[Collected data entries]
════════════════════

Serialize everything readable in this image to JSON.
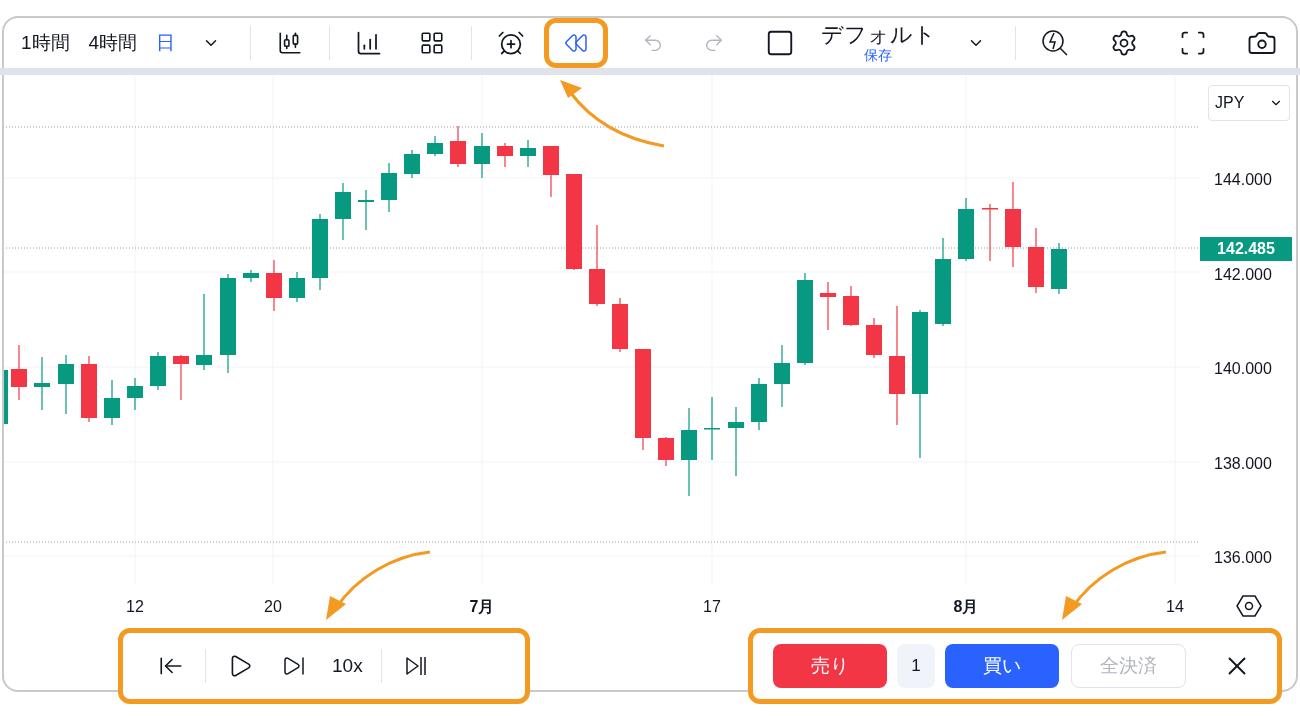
{
  "toolbar": {
    "intervals": [
      {
        "label": "1時間",
        "selected": false
      },
      {
        "label": "4時間",
        "selected": false
      },
      {
        "label": "日",
        "selected": true
      }
    ],
    "layout": {
      "name": "デフォルト",
      "save": "保存"
    }
  },
  "currency": "JPY",
  "price_labels": [
    "144.000",
    "142.000",
    "140.000",
    "138.000",
    "136.000"
  ],
  "current_price": "142.485",
  "date_labels": [
    {
      "label": "12",
      "kind": "day"
    },
    {
      "label": "20",
      "kind": "day"
    },
    {
      "label": "7月",
      "kind": "month"
    },
    {
      "label": "17",
      "kind": "day"
    },
    {
      "label": "8月",
      "kind": "month"
    },
    {
      "label": "14",
      "kind": "day"
    }
  ],
  "replay": {
    "speed": "10x"
  },
  "trade": {
    "sell": "売り",
    "quantity": "1",
    "buy": "買い",
    "close_all": {
      "label": "全決済",
      "disabled": true
    }
  }
}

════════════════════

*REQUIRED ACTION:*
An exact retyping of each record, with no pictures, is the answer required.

*OUTPUT FOR THIS TASK:*
Serialize everything readable in this image to JSON.
{
  "toolbar": {
    "intervals": [
      {
        "label": "1時間",
        "selected": false
      },
      {
        "label": "4時間",
        "selected": false
      },
      {
        "label": "日",
        "selected": true
      }
    ],
    "layout": {
      "name": "デフォルト",
      "save": "保存"
    }
  },
  "currency": "JPY",
  "price_labels": [
    "144.000",
    "142.000",
    "140.000",
    "138.000",
    "136.000"
  ],
  "current_price": "142.485",
  "date_labels": [
    {
      "label": "12",
      "kind": "day"
    },
    {
      "label": "20",
      "kind": "day"
    },
    {
      "label": "7月",
      "kind": "month"
    },
    {
      "label": "17",
      "kind": "day"
    },
    {
      "label": "8月",
      "kind": "month"
    },
    {
      "label": "14",
      "kind": "day"
    }
  ],
  "replay": {
    "speed": "10x"
  },
  "trade": {
    "sell": "売り",
    "quantity": "1",
    "buy": "買い",
    "close_all": {
      "label": "全決済",
      "disabled": true
    }
  }
}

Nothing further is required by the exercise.